__Directions__.
What lines of the data include the string "Deploy"? Copy them all.

__Dataset excerpts__.
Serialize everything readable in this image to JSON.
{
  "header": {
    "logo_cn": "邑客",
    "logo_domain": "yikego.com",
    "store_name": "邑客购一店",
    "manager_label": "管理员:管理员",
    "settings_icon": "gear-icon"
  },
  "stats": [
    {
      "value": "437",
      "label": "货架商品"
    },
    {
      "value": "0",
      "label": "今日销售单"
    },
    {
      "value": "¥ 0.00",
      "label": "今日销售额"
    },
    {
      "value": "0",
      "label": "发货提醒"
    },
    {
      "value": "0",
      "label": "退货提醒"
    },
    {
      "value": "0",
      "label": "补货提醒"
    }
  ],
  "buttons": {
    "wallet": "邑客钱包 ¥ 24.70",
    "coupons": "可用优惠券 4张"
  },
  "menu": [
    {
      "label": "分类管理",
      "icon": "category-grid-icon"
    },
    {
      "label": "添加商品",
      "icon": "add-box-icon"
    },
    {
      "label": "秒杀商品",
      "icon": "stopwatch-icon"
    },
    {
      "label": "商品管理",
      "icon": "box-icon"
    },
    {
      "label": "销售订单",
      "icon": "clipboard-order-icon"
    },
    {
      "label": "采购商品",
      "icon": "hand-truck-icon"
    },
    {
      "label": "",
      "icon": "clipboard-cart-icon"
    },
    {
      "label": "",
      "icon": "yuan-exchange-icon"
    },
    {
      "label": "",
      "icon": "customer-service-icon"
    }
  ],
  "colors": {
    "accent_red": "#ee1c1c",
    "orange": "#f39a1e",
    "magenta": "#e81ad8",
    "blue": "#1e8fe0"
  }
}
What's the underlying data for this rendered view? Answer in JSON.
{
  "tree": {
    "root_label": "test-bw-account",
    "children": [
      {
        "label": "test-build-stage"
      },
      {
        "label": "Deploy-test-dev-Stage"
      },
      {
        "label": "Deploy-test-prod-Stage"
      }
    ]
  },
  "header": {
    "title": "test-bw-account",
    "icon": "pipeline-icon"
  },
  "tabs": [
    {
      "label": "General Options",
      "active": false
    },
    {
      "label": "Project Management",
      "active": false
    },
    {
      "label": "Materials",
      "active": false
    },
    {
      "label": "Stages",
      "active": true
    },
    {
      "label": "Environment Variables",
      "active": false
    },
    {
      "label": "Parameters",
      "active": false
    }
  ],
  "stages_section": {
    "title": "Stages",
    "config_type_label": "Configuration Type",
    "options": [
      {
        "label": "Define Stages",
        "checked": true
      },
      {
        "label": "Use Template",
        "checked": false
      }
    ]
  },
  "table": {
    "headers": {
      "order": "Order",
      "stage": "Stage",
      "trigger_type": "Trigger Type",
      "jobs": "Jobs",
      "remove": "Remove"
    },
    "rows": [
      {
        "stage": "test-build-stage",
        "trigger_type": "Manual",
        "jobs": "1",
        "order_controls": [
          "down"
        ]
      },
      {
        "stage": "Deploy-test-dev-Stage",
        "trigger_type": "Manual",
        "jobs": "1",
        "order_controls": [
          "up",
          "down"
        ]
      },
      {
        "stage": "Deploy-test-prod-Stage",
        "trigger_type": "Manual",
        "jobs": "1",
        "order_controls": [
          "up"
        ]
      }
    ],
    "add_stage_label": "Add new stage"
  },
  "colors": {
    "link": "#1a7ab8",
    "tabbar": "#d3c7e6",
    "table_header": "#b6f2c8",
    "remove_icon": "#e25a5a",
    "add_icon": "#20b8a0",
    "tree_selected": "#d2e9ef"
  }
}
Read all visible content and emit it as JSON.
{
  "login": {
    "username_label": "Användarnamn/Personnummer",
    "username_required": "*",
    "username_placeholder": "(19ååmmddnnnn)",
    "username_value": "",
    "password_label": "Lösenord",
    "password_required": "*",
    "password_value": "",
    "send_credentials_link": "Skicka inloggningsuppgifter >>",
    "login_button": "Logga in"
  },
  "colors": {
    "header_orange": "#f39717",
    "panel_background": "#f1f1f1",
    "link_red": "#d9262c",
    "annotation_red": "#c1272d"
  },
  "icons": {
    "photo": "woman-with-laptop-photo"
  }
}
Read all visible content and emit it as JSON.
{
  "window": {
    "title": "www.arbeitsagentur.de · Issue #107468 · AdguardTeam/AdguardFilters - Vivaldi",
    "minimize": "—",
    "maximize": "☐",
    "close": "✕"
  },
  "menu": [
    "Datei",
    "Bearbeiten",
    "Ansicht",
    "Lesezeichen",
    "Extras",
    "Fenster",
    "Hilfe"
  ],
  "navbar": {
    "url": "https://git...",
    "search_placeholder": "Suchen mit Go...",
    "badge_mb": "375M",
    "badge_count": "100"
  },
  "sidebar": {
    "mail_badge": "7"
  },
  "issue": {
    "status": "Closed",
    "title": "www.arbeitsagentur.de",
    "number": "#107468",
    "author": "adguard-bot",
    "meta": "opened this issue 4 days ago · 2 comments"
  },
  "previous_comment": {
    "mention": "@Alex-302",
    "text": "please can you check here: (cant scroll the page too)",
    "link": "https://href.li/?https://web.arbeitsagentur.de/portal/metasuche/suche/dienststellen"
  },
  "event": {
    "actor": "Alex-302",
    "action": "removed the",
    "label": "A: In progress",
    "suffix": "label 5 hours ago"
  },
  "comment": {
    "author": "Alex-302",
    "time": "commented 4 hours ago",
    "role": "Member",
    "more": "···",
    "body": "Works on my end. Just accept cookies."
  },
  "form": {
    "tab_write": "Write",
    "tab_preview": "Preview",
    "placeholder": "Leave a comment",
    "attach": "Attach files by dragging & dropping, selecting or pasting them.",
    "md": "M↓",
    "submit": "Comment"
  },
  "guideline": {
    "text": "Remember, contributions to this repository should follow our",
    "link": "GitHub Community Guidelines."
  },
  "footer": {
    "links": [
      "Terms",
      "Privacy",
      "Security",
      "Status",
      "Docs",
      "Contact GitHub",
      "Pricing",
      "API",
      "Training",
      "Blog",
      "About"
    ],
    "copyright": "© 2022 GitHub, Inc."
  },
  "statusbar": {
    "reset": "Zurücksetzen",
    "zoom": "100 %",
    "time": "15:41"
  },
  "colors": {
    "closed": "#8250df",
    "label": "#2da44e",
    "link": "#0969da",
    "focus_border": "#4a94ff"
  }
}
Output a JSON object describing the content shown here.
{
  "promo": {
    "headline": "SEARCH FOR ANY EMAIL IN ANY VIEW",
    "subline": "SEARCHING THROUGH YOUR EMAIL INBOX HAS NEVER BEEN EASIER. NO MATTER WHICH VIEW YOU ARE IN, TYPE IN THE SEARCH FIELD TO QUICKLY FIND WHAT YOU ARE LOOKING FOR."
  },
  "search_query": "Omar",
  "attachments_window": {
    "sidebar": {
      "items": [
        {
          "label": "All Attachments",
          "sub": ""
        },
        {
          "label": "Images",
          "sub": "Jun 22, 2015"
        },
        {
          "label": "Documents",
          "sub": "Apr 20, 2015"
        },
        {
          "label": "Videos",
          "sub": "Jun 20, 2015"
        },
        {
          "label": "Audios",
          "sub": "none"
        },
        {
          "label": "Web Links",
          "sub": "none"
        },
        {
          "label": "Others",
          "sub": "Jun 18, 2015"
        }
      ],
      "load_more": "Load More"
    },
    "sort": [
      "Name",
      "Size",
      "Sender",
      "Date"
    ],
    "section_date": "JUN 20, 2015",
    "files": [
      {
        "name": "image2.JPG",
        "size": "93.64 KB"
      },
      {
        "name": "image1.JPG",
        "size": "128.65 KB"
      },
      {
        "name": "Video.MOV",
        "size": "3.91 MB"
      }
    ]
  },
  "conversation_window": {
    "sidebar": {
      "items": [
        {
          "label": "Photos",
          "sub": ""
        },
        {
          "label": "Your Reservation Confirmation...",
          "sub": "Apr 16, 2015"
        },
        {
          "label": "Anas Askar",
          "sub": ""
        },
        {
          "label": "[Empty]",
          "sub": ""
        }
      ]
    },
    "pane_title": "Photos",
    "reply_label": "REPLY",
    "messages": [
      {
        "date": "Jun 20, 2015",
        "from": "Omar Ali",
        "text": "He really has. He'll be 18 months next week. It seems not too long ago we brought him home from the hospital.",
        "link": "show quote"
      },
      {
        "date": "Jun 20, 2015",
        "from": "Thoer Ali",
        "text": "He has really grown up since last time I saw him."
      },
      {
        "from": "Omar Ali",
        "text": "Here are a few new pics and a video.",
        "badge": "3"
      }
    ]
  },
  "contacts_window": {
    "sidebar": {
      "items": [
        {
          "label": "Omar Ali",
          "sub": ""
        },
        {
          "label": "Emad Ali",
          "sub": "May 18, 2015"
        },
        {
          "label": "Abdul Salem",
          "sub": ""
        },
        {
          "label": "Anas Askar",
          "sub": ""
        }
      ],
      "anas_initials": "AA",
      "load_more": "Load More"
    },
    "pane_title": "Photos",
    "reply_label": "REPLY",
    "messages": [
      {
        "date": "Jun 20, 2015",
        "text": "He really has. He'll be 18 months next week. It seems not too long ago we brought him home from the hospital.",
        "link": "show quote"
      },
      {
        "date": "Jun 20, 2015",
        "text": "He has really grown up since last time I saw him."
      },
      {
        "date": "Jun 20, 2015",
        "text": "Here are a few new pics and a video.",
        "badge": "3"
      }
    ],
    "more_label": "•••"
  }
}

__Solution to this task__.
        "label": "Deploy-test-dev-Stage"
        "label": "Deploy-test-prod-Stage"
        "stage": "Deploy-test-dev-Stage",
        "stage": "Deploy-test-prod-Stage",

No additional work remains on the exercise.